Architecture Research Collaborative

Outreach

Design-Build Practicum

Conference/Event:

Collaboration

Event Date

2020

Organizing Team:

Robert Williams, Kent Hicks (Kent Hicks Construction) and Carl Fiocchi (Building Construction and Technology Program)

Keywords:

Design-Build Practicum - The HyggeHaus

In collaboration with Kent Hicks Construction, eight students from the Department of Architecture and the Building Construction and Technology Program are working together on a design-build project, a net-zero energy micro-house. Over the course of an intensive two-week January term design session, students met with many local professionals, including architects, landscape architects, policy makers from local municipalities, specifiers, builders, and building scientists, to understand the opportunities and challenges of developing small, energy efficient alternatives to conventional housing. Ultimately, through a collaborative process, the students decided to design an approximately 300 square foot micro-house that could serve as an Accessory Dwelling Unit. Simultaneously, they articulated a series of ambitious priorities for the project including net-zero energy, net-zero carbon, affordability, accessibility, social and climate equity, and health.

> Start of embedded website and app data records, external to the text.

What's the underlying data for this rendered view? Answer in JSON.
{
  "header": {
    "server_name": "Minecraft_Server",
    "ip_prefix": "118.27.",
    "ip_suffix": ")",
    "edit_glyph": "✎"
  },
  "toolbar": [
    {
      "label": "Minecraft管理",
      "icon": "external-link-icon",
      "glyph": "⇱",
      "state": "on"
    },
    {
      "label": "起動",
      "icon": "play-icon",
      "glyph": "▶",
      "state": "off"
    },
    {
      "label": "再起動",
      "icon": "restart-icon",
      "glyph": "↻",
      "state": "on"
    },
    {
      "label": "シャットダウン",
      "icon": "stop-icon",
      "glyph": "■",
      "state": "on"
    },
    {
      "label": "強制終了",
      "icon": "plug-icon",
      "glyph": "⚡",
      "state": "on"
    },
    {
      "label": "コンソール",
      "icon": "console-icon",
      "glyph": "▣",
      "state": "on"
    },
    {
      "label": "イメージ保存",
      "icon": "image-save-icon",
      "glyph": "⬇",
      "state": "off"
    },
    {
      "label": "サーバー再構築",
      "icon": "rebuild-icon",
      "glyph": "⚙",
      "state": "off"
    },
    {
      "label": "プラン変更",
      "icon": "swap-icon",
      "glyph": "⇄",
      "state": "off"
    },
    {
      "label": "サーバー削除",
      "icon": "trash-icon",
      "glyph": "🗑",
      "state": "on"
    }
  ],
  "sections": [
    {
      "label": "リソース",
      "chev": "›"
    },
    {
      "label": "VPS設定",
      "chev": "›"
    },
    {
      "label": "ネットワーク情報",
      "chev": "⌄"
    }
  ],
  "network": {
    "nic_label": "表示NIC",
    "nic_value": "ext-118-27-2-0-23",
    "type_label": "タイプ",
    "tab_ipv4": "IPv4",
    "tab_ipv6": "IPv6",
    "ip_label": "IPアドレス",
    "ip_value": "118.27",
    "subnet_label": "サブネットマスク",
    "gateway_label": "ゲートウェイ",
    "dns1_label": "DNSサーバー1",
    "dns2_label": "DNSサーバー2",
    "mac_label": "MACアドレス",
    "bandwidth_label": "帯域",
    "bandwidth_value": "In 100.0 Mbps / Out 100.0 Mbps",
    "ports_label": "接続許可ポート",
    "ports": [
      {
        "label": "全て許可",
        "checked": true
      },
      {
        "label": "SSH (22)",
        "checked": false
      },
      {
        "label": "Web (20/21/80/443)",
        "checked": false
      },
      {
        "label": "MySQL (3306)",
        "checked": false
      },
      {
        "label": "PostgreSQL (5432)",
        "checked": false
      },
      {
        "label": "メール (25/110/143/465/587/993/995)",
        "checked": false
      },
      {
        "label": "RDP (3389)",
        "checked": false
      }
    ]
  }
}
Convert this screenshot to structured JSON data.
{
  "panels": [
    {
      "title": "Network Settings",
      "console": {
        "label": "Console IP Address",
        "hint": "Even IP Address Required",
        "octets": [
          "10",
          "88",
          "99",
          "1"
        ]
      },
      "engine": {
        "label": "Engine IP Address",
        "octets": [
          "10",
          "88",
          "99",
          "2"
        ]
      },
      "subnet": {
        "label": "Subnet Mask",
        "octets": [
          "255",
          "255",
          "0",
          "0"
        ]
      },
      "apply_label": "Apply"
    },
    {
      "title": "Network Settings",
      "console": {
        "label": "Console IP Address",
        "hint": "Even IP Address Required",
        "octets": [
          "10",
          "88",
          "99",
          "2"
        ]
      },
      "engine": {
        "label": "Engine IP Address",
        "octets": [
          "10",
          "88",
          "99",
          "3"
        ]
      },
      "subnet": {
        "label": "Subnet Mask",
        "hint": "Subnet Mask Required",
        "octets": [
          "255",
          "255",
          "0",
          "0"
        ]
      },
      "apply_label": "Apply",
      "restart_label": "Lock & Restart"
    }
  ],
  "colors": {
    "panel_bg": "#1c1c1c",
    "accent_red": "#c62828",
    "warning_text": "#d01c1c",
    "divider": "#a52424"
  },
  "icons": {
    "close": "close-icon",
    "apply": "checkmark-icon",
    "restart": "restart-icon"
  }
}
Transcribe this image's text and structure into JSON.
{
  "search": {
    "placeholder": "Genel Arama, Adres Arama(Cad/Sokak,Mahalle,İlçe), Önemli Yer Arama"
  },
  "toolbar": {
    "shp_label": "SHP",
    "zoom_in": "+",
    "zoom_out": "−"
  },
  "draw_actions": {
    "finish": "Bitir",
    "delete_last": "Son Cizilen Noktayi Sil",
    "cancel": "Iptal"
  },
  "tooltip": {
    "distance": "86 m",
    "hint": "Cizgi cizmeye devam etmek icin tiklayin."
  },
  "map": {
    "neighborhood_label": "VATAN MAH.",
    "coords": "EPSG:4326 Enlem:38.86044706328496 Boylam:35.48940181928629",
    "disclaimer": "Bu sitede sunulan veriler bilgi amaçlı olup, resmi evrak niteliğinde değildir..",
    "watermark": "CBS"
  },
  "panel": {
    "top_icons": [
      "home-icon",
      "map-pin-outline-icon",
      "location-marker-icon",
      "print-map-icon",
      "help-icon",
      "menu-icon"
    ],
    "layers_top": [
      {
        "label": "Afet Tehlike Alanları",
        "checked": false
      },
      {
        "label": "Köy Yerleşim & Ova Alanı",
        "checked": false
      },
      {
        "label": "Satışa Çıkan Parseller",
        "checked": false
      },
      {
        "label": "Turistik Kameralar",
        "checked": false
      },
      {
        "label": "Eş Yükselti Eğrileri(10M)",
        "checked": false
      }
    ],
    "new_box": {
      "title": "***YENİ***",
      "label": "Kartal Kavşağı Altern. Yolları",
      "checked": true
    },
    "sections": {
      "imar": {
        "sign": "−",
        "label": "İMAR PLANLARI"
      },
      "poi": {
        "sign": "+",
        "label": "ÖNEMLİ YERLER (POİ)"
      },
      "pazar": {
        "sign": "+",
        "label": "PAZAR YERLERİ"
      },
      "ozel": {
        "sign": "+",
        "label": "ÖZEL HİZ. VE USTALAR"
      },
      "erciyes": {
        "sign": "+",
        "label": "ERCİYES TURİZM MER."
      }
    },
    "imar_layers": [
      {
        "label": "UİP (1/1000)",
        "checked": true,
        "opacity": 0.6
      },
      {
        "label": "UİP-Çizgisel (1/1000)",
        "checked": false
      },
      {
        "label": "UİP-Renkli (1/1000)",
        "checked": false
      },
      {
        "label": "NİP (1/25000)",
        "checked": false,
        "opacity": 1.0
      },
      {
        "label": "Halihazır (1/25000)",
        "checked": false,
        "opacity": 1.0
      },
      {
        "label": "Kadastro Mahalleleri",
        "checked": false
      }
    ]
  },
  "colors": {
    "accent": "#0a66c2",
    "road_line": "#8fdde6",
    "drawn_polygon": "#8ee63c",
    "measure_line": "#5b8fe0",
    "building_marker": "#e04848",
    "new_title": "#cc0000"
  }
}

The proposed design deemed the “HyggeHaus,” is a modest and efficient studio-style dwelling unit, inspired by the popular Danish concept, Hggye, which refers to coziness and comfort. Accordingly, the students intend for the design to enable a feeling of contentment in a rather small space. To enhance the unit's potential impact and appeal, the students designed this studio to be a basic module that could, in theory, be expanded to an either one or two bedroom dwelling unit to meet different or changing occupant needs. Designed around relatively conventional wood stud framing and wood trusses with both cavity and outboard insulation, the HyggeHaus is net-zero energy and employs recycled and low carbon materials throughout. In lieu of a conventional concrete foundation, the house will sit on foundation screws for low impact.  It also features an innovative prefab construction system that will allow it to be repeatably shipped, assembled, and disassembled.